The Lion Courtyard by the Prague Castle used to be a place, where rulers kept their wild animals, usually gained as presents from foreign rulers. People could see there lions, leopards or tigers, especially in the 16 th century. Nowadays, there is a café and a pleasant restaurant, where you can taste some gourmet specialities from the era of Emperor Rudolph II.
The Lion Courtyard, also rarely called the Bear Courtyard, is situated in the northern part of the Prague Castle area, near the Powder Bridge. There used to be a wooden pavilion for wild animals probably already in the first half of the 16 th century. It was replaced by Renaissance buildings surrounding the court, built by architect Ulrico Aostallis between 1581 and 1583. There was a gallery for the audience around the court.
Emperor Rudolph II. and Lion Courtyard
Emperor Rudolph II. kept there for example leopards from Russian tsar Fjodor I. or a tiger from the Duke of Florence Ferdinand Medici. Also lions, orangutans, and other animals could be seen here in the second half of the 16 th century. Behind the Lion Courtyard there was a fruit trees grove with parrots tied to branches by little golden chains.
The emperor´s favourite animal was lion Mohamed, a gift from Turkish sultan. The astronomer Tycho de Brahe foretold, that the lion will have the same destiny as the emperor himself, because there was the same stars constellation when they were born. Rudolph II. really died only several days after the lion´s death.
Restaurant Lion Courtyard
There were less and less animals since the end of the 17 th century, and the last bear was took away in 1740. The building became an alehouse in the 18 th century and since 1970s there is a nice restaurant with a garden built at the place of the former animals yard. The Lion Courtyard was restored in 1990s.
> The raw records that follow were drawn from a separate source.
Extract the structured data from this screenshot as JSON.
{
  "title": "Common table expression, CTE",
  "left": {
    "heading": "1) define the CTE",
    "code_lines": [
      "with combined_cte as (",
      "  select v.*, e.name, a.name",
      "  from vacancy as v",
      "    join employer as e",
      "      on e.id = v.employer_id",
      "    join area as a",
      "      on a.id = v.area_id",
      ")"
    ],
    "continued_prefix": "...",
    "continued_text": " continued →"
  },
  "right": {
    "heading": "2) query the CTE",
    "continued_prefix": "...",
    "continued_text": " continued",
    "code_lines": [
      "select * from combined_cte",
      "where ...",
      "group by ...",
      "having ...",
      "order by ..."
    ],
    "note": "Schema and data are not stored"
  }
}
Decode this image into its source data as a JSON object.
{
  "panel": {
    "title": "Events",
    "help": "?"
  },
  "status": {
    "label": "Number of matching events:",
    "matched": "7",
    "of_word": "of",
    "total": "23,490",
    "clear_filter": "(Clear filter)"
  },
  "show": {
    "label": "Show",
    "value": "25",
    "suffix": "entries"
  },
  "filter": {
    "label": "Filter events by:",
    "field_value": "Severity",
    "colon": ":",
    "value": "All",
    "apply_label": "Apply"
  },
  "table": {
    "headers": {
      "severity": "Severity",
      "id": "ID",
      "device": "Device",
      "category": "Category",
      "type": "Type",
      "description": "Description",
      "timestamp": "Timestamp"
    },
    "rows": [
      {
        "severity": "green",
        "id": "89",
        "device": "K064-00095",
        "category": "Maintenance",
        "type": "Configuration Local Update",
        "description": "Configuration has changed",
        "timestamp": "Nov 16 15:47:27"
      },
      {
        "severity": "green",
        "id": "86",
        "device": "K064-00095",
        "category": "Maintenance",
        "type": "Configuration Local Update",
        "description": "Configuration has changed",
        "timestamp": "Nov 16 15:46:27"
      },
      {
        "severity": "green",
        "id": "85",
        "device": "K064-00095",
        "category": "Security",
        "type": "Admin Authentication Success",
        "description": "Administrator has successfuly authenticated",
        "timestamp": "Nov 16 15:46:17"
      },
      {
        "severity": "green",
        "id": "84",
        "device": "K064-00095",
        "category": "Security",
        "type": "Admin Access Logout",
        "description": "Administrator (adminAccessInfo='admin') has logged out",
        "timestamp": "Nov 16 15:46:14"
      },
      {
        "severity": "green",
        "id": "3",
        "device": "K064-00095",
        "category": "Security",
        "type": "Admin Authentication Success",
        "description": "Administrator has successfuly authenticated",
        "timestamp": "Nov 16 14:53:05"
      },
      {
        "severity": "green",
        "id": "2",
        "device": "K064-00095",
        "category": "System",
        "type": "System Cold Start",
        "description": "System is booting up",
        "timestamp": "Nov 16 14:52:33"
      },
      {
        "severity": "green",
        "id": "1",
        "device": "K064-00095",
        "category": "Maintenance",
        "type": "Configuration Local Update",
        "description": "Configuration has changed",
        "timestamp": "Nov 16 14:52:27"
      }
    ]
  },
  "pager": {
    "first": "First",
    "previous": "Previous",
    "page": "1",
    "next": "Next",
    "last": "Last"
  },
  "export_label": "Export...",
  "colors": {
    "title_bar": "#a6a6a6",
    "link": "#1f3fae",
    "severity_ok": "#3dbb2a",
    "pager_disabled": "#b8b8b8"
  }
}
Ghost story of the Lion Courtyard
There is a ghost story connected to the Lion Courtyard. It is said, that a pilgrim once died in the Deer Moat around the Prague Castle. The person who used to feed the lions threw his corpse to the animals, instead of burying him. The pilgrim´s restless ghost reportedly walks around the Lion Court even nowadays. The mutilated ghost has never hurt anybody, but his searching look in the passing people´s faces is said to be dreadful.